Data entries
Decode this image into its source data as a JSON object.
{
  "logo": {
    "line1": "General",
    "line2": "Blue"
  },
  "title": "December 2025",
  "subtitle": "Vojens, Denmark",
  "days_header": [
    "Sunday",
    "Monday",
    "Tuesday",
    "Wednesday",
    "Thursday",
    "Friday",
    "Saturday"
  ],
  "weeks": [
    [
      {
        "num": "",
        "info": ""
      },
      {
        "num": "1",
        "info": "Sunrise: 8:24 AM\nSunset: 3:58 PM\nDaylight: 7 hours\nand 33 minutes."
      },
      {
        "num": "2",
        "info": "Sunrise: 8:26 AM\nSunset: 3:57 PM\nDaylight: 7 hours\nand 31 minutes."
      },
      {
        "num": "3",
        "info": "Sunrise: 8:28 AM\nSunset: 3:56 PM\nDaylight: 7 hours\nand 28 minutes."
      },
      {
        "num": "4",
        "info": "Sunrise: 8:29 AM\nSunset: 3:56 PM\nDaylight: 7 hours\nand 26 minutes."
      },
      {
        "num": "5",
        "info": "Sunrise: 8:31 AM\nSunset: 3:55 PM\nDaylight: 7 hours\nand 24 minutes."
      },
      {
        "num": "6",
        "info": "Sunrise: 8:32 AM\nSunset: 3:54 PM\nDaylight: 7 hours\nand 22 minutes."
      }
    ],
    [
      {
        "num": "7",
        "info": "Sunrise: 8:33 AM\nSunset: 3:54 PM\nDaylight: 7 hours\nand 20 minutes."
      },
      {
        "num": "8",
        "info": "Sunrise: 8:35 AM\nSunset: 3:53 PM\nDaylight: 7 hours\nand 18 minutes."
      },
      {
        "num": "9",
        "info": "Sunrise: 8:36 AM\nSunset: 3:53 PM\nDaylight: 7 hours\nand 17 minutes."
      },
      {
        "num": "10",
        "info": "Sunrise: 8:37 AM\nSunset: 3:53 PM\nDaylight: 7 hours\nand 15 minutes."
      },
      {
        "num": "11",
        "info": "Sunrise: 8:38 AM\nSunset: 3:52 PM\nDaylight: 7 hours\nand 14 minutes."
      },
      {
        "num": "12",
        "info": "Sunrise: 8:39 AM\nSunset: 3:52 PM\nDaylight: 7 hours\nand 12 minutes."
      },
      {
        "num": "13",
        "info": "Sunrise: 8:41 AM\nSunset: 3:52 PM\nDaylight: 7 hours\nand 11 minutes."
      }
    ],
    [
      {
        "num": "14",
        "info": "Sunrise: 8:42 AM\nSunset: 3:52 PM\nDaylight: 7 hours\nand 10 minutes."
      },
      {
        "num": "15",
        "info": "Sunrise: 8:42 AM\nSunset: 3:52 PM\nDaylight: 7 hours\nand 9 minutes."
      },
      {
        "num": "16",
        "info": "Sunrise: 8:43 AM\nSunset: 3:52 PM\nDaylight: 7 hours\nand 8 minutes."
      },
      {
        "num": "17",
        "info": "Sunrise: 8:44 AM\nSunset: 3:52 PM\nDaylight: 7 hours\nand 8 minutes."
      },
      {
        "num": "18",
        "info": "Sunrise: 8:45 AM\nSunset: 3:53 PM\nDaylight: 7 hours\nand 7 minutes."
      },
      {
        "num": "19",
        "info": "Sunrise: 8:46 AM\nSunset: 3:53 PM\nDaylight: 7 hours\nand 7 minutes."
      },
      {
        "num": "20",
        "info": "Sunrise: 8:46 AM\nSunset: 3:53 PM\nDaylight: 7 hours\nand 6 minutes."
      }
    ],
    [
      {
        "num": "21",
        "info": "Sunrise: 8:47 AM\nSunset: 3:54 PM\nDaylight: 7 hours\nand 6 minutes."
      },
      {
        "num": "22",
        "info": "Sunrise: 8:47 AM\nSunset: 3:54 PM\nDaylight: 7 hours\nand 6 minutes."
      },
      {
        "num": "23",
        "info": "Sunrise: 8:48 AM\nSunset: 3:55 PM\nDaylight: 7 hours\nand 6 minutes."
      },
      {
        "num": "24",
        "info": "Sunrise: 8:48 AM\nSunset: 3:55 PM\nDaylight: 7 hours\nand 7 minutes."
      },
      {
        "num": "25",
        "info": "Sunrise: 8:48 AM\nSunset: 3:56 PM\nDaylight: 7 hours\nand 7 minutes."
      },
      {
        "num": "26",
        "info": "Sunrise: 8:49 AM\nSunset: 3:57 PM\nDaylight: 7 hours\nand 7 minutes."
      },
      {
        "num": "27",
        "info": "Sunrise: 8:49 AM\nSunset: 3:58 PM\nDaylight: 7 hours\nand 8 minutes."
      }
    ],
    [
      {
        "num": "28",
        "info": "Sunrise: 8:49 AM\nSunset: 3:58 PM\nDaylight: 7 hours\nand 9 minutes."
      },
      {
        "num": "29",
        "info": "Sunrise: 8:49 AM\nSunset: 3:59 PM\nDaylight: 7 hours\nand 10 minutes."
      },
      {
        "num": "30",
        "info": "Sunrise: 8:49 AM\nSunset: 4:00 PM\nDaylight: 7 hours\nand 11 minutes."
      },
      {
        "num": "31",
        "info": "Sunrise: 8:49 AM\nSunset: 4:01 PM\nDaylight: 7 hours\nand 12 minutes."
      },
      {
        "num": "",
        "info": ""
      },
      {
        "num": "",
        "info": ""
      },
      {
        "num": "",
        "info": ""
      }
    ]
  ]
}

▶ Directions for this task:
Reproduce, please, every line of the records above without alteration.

▶ Solution to the exercise:
Decode this image into its source data as a JSON object.
{
  "logo": {
    "line1": "General",
    "line2": "Blue"
  },
  "title": "December 2025",
  "subtitle": "Vojens, Denmark",
  "days_header": [
    "Sunday",
    "Monday",
    "Tuesday",
    "Wednesday",
    "Thursday",
    "Friday",
    "Saturday"
  ],
  "weeks": [
    [
      {
        "num": "",
        "info": ""
      },
      {
        "num": "1",
        "info": "Sunrise: 8:24 AM\nSunset: 3:58 PM\nDaylight: 7 hours\nand 33 minutes."
      },
      {
        "num": "2",
        "info": "Sunrise: 8:26 AM\nSunset: 3:57 PM\nDaylight: 7 hours\nand 31 minutes."
      },
      {
        "num": "3",
        "info": "Sunrise: 8:28 AM\nSunset: 3:56 PM\nDaylight: 7 hours\nand 28 minutes."
      },
      {
        "num": "4",
        "info": "Sunrise: 8:29 AM\nSunset: 3:56 PM\nDaylight: 7 hours\nand 26 minutes."
      },
      {
        "num": "5",
        "info": "Sunrise: 8:31 AM\nSunset: 3:55 PM\nDaylight: 7 hours\nand 24 minutes."
      },
      {
        "num": "6",
        "info": "Sunrise: 8:32 AM\nSunset: 3:54 PM\nDaylight: 7 hours\nand 22 minutes."
      }
    ],
    [
      {
        "num": "7",
        "info": "Sunrise: 8:33 AM\nSunset: 3:54 PM\nDaylight: 7 hours\nand 20 minutes."
      },
      {
        "num": "8",
        "info": "Sunrise: 8:35 AM\nSunset: 3:53 PM\nDaylight: 7 hours\nand 18 minutes."
      },
      {
        "num": "9",
        "info": "Sunrise: 8:36 AM\nSunset: 3:53 PM\nDaylight: 7 hours\nand 17 minutes."
      },
      {
        "num": "10",
        "info": "Sunrise: 8:37 AM\nSunset: 3:53 PM\nDaylight: 7 hours\nand 15 minutes."
      },
      {
        "num": "11",
        "info": "Sunrise: 8:38 AM\nSunset: 3:52 PM\nDaylight: 7 hours\nand 14 minutes."
      },
      {
        "num": "12",
        "info": "Sunrise: 8:39 AM\nSunset: 3:52 PM\nDaylight: 7 hours\nand 12 minutes."
      },
      {
        "num": "13",
        "info": "Sunrise: 8:41 AM\nSunset: 3:52 PM\nDaylight: 7 hours\nand 11 minutes."
      }
    ],
    [
      {
        "num": "14",
        "info": "Sunrise: 8:42 AM\nSunset: 3:52 PM\nDaylight: 7 hours\nand 10 minutes."
      },
      {
        "num": "15",
        "info": "Sunrise: 8:42 AM\nSunset: 3:52 PM\nDaylight: 7 hours\nand 9 minutes."
      },
      {
        "num": "16",
        "info": "Sunrise: 8:43 AM\nSunset: 3:52 PM\nDaylight: 7 hours\nand 8 minutes."
      },
      {
        "num": "17",
        "info": "Sunrise: 8:44 AM\nSunset: 3:52 PM\nDaylight: 7 hours\nand 8 minutes."
      },
      {
        "num": "18",
        "info": "Sunrise: 8:45 AM\nSunset: 3:53 PM\nDaylight: 7 hours\nand 7 minutes."
      },
      {
        "num": "19",
        "info": "Sunrise: 8:46 AM\nSunset: 3:53 PM\nDaylight: 7 hours\nand 7 minutes."
      },
      {
        "num": "20",
        "info": "Sunrise: 8:46 AM\nSunset: 3:53 PM\nDaylight: 7 hours\nand 6 minutes."
      }
    ],
    [
      {
        "num": "21",
        "info": "Sunrise: 8:47 AM\nSunset: 3:54 PM\nDaylight: 7 hours\nand 6 minutes."
      },
      {
        "num": "22",
        "info": "Sunrise: 8:47 AM\nSunset: 3:54 PM\nDaylight: 7 hours\nand 6 minutes."
      },
      {
        "num": "23",
        "info": "Sunrise: 8:48 AM\nSunset: 3:55 PM\nDaylight: 7 hours\nand 6 minutes."
      },
      {
        "num": "24",
        "info": "Sunrise: 8:48 AM\nSunset: 3:55 PM\nDaylight: 7 hours\nand 7 minutes."
      },
      {
        "num": "25",
        "info": "Sunrise: 8:48 AM\nSunset: 3:56 PM\nDaylight: 7 hours\nand 7 minutes."
      },
      {
        "num": "26",
        "info": "Sunrise: 8:49 AM\nSunset: 3:57 PM\nDaylight: 7 hours\nand 7 minutes."
      },
      {
        "num": "27",
        "info": "Sunrise: 8:49 AM\nSunset: 3:58 PM\nDaylight: 7 hours\nand 8 minutes."
      }
    ],
    [
      {
        "num": "28",
        "info": "Sunrise: 8:49 AM\nSunset: 3:58 PM\nDaylight: 7 hours\nand 9 minutes."
      },
      {
        "num": "29",
        "info": "Sunrise: 8:49 AM\nSunset: 3:59 PM\nDaylight: 7 hours\nand 10 minutes."
      },
      {
        "num": "30",
        "info": "Sunrise: 8:49 AM\nSunset: 4:00 PM\nDaylight: 7 hours\nand 11 minutes."
      },
      {
        "num": "31",
        "info": "Sunrise: 8:49 AM\nSunset: 4:01 PM\nDaylight: 7 hours\nand 12 minutes."
      },
      {
        "num": "",
        "info": ""
      },
      {
        "num": "",
        "info": ""
      },
      {
        "num": "",
        "info": ""
      }
    ]
  ]
}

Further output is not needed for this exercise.